December 19th, 2013

Why everyone is wrong about senatorial-election legislation


The Canadian Senate is an unelected body. Senators are chosen by the prime minister. Under the Constitution, the Governor General appoints Senators, but by the constitutional convention of responsible government, the Governor General must take the prime minister’s advice concerning Senate appointments.

Amending the Constitution to make Senators democratically elected would require the participation of provincial legislative assemblies under the 7/50 formula. But can Parliament, by an ordinary statute, provide for the election of Senate nominees? In my view it can.

Questions 2 and 3 of the Senate Reform Reference ask the Supreme Court of Canada for its opinion whether the schemes of senatorial elections set out in Bill C-20 and Part 1 of Bill C-7 are valid. Neither of those bills would require the appointment of the winner of the election. Rather, the legislation can be read as suggesting that the PM recommend the election winner to the Governor General, for appointment to the Senate. Under both bills, however, the PM retains the power to recommend someone other than the election winner, and the Attorney General of Canada argued in court that because of this, the legislation is valid as an ordinary statute.

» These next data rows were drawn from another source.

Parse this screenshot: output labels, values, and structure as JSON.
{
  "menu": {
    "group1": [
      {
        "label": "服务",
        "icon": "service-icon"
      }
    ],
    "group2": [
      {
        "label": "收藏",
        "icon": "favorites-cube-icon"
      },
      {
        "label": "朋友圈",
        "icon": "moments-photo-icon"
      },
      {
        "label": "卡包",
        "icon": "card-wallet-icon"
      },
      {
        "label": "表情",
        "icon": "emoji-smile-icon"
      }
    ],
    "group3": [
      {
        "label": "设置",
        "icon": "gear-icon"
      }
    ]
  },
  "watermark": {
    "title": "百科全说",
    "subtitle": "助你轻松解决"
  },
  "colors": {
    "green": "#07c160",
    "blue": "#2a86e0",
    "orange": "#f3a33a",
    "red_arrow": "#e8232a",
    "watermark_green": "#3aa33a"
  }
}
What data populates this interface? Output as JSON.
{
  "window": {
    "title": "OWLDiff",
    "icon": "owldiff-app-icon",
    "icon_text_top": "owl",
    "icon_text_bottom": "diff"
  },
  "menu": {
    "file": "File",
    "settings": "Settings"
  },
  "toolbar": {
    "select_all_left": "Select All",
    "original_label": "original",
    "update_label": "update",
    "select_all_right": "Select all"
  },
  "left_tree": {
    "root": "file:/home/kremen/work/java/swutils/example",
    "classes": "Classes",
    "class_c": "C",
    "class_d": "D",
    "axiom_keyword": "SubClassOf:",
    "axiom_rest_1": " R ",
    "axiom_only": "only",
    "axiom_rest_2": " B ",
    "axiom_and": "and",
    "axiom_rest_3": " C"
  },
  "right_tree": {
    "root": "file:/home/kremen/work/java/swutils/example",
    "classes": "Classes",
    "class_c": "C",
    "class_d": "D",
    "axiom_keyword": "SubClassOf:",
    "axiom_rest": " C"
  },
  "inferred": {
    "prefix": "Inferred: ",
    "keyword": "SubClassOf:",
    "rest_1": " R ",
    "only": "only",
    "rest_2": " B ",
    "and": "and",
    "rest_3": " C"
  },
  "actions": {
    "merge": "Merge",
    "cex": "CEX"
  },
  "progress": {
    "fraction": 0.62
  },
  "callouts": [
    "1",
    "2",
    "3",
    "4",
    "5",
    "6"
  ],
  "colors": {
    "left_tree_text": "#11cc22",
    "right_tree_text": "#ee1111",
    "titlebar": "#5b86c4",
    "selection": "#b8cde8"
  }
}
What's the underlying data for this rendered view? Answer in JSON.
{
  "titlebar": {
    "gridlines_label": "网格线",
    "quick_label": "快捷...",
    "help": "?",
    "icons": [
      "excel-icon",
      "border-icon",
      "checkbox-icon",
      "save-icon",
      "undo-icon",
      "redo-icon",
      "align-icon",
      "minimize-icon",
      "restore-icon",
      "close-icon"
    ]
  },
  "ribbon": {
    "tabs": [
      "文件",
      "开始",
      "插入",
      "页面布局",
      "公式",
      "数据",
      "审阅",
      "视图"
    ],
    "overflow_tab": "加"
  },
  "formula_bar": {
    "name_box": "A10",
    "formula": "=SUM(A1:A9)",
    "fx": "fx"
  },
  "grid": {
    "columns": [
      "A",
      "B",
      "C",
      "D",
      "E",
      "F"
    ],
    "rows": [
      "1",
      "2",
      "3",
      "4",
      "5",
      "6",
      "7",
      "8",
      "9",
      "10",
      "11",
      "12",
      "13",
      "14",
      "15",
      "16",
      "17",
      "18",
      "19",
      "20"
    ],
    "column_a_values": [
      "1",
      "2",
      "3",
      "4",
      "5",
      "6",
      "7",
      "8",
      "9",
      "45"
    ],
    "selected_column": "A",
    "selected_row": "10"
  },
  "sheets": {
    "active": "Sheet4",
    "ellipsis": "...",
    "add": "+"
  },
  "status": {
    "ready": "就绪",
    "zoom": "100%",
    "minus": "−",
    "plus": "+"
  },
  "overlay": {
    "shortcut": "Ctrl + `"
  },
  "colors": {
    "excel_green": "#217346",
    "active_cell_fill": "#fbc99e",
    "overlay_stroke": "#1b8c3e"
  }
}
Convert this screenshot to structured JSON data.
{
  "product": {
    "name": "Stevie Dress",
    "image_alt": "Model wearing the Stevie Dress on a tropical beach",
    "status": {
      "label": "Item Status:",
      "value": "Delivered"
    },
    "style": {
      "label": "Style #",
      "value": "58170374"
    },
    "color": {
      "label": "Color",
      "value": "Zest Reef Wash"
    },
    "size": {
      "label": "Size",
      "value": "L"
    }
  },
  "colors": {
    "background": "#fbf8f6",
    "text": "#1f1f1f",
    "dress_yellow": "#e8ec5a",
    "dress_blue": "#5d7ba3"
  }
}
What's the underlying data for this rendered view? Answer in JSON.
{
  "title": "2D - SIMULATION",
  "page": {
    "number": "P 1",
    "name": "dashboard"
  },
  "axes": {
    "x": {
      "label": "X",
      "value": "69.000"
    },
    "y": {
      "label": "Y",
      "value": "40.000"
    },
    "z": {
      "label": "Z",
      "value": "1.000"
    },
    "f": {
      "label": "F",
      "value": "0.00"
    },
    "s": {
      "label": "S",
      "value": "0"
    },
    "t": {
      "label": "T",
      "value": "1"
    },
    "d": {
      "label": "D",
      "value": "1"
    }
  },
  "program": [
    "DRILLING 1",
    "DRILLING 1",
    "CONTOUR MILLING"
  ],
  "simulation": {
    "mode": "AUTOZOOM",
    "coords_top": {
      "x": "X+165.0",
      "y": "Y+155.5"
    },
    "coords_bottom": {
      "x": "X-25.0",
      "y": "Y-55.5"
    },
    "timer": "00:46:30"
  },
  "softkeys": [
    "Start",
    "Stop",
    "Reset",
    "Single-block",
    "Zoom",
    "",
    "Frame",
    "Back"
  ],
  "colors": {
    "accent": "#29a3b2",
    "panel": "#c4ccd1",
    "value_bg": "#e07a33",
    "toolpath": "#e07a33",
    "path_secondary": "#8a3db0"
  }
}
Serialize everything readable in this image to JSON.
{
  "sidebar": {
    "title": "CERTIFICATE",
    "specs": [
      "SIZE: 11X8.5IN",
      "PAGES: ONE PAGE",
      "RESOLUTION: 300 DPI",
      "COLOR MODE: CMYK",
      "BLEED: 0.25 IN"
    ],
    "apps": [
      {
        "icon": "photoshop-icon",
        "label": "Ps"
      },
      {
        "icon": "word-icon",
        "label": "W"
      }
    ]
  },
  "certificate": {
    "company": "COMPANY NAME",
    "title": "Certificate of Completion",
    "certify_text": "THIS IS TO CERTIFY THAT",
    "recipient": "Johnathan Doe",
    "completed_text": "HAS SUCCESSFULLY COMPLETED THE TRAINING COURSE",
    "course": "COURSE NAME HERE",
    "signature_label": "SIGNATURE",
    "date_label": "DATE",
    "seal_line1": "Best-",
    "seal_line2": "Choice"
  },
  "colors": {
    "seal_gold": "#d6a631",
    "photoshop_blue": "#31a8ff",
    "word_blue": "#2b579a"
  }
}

In my view, the legislation would be valid even if it did require require the PM to recommend the election winner for appointment to the Senate. (I would therefore go further than any of the participants in the reference case before the SCC.) Collapse )